Your given matrix is $\begin{bmatrix}0 & 1 & 0 \\ 0 & 0 & 1 \\ 1 & -3 & 3 \end{bmatrix}$. The eigenvalue equation is $\left|\begin{array}{ccc} -\lambda & 1 & 0 \\ 0 & -\lambda & 1 \\ 1 & -3 & 3- \lambda \end{array}\right|= -\lambda \left|\begin{array}{cc} -\lambda & 1 \\ -2 & -3- \lambda \end{array}\right|- \left|\begin{array}{cc}0 & 1 \\ 1 & 3- \lambda\end{array}\right|=-(\lambda- 1)^3= 0$. Yes, $\lambda= 1$ is an eigenvalue with "algebraic multiplicity" 3.

An "eigenvector", v, corresponding to eigenvalue $\lambda$, of a linear transformation, A, satisfies $Av= \lambda v$. Here, that means that an eigenvector, $\begin{bmatrix}x \\ y \\ z\end{bmatrix}$, corresponding to eigenvalue 1 satisfies $\begin{bmatrix}0 & 1 & 0 \\ 0 & 0 & 1 \\ 1 & -3 & 3 \end{bmatrix}\begin{bmatrix}x \\ y \\ z \end{bmatrix}= \begin{bmatrix} y \\ z \\ x- 3y+ 3z\end{bmatrix}= \begin{bmatrix x \\ y \\ z\end{bmatrix}$. So we have the three equations y= x, z= y, and x- 3y+ 3z= z. From the first three equations, x= y= z so the third equation can be written z- 3z+ 3z= z which is true for all z. Any eigenvector can be written in the form $\begin{bmatrix} z \\ z \\ z \end{bmatrix}= z\begin{bmatrix}1 \\ 1 \\ 1 \end{bmatrix}$.

Since any eigenvector is a multiple of that single vector, the "geometric multiplicity" of eigenvalue 1 is only 1.

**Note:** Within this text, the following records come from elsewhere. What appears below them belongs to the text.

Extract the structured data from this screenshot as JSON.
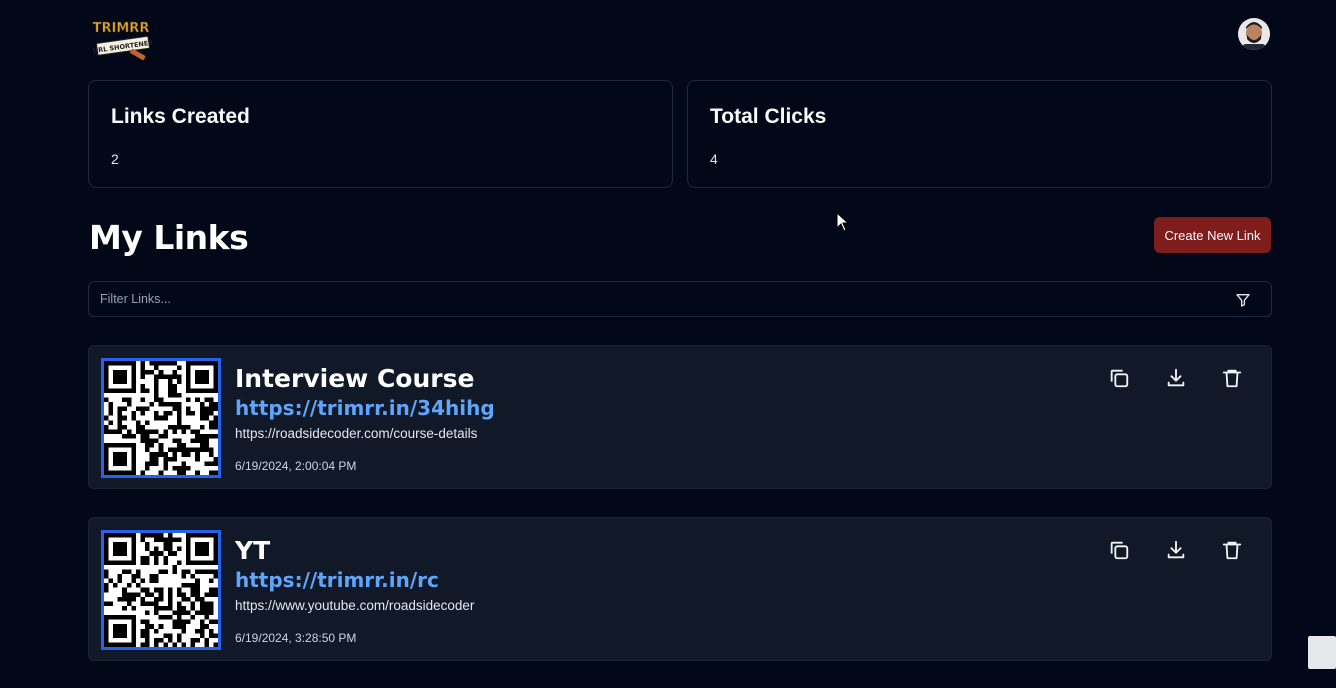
{
  "header": {
    "logo_text": "TRIMRR",
    "logo_tagline": "URL SHORTENER"
  },
  "stats": {
    "links_created_label": "Links Created",
    "links_created_value": "2",
    "total_clicks_label": "Total Clicks",
    "total_clicks_value": "4"
  },
  "main": {
    "title": "My Links",
    "create_button": "Create New Link",
    "filter_placeholder": "Filter Links..."
  },
  "links": [
    {
      "title": "Interview Course",
      "short_url": "https://trimrr.in/34hihg",
      "original_url": "https://roadsidecoder.com/course-details",
      "created_at": "6/19/2024, 2:00:04 PM"
    },
    {
      "title": "YT",
      "short_url": "https://trimrr.in/rc",
      "original_url": "https://www.youtube.com/roadsidecoder",
      "created_at": "6/19/2024, 3:28:50 PM"
    }
  ],
  "colors": {
    "background": "#020817",
    "card": "#111827",
    "accent_button": "#7f1d1d",
    "link_blue": "#60a5fa",
    "qr_border": "#2563eb"
  },
  "icons": {
    "copy": "copy-icon",
    "download": "download-icon",
    "delete": "trash-icon",
    "filter": "filter-icon"
  }
}
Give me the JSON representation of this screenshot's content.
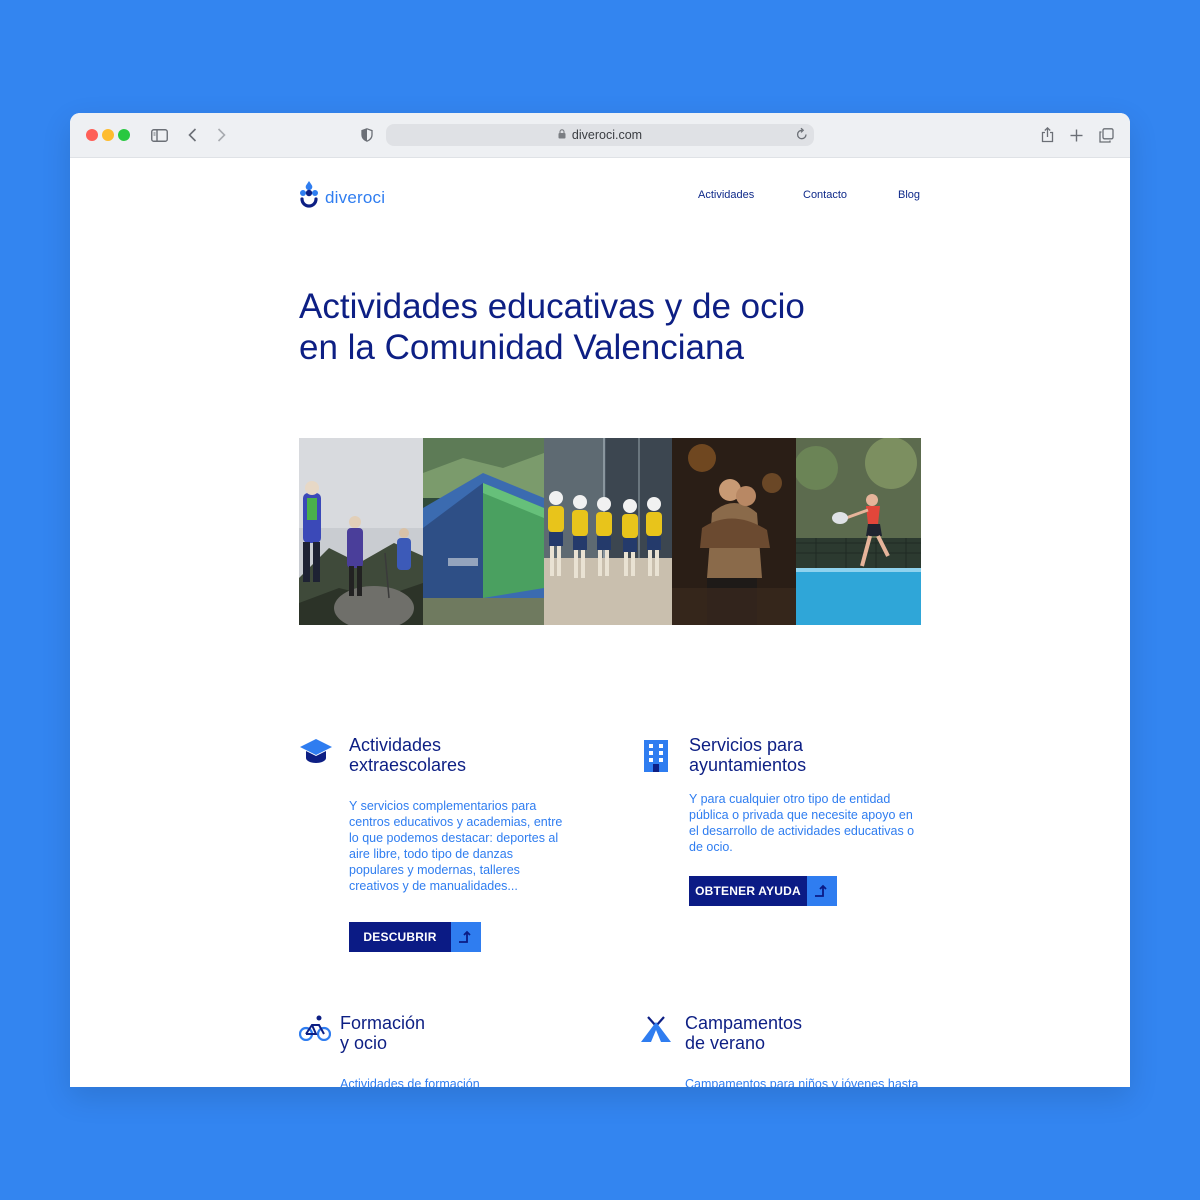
{
  "browser": {
    "url": "diveroci.com"
  },
  "site": {
    "logo_text": "diveroci",
    "nav": [
      "Actividades",
      "Contacto",
      "Blog"
    ]
  },
  "hero": {
    "title_line1": "Actividades educativas y de ocio",
    "title_line2": "en la Comunidad Valenciana"
  },
  "cards": [
    {
      "icon": "graduation-cap-icon",
      "title_line1": "Actividades",
      "title_line2": "extraescolares",
      "text": "Y servicios complementarios para centros educativos y academias, entre lo que podemos destacar: deportes al aire libre, todo tipo de danzas populares y modernas, talleres creativos y de manualidades...",
      "button": "DESCUBRIR"
    },
    {
      "icon": "building-icon",
      "title_line1": "Servicios para",
      "title_line2": "ayuntamientos",
      "text": "Y para cualquier otro tipo de entidad pública o privada que necesite apoyo en el desarrollo de actividades educativas o de ocio.",
      "button": "OBTENER AYUDA"
    },
    {
      "icon": "bicycle-icon",
      "title_line1": "Formación",
      "title_line2": "y ocio",
      "text": "Actividades de formación"
    },
    {
      "icon": "tent-icon",
      "title_line1": "Campamentos",
      "title_line2": "de verano",
      "text": "Campamentos para niños y jóvenes hasta"
    }
  ],
  "colors": {
    "background": "#3385f0",
    "navy": "#0d1f84",
    "accent": "#2f7df0"
  }
}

Personally, I would not have written this problem in terms of matrices at all! The original differential equation is y'''- 3y''+ 3y'- y= 0 which has "characteristic equation" $r^3- 3r^2+ 3r- 1= (r- 1)^3= 0$ (Yes, that is the same as the eigenvalue equation). That means that the general solution to the differential equation is $y(x)= Ae^x+ Bxe^x+ Cx^2e^x= (Cx^2+ Bx+ A)e^x$.